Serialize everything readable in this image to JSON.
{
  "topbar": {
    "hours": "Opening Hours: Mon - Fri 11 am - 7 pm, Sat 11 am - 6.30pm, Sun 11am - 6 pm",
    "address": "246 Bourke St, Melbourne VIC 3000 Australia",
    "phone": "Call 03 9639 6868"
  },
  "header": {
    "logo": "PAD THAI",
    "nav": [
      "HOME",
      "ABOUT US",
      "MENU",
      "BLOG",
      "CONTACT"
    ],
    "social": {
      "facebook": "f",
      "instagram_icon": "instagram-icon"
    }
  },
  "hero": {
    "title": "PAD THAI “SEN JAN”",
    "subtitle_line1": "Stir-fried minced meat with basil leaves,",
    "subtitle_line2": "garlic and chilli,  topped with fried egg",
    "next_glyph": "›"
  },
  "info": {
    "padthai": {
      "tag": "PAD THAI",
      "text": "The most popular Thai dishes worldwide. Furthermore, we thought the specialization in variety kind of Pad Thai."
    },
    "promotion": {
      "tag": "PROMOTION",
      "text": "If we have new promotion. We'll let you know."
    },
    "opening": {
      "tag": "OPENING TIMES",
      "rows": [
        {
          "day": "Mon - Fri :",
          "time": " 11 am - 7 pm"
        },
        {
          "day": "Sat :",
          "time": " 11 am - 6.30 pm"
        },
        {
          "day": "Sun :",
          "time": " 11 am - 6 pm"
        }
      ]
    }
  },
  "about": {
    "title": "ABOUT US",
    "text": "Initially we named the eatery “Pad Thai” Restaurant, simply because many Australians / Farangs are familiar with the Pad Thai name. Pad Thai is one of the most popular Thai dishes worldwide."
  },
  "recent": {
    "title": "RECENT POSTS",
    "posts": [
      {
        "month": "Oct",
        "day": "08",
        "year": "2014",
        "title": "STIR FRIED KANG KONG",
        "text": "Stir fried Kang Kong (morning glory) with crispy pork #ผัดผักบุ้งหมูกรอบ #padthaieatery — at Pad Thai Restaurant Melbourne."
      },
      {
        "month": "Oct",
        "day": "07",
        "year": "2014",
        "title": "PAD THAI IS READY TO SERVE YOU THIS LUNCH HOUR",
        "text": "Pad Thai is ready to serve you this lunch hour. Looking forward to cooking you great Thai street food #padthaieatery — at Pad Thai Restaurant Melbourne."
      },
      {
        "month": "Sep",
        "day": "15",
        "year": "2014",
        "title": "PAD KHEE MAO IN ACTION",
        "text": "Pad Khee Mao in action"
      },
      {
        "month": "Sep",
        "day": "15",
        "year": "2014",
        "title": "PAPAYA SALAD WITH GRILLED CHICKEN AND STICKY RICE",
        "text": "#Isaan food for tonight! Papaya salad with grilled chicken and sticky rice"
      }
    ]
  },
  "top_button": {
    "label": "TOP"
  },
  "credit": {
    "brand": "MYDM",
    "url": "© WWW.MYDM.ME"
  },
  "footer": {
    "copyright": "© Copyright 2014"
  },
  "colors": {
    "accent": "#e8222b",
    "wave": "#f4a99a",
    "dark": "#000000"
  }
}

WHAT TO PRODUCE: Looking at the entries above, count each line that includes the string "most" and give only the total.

EXERCISE ANSWER: 2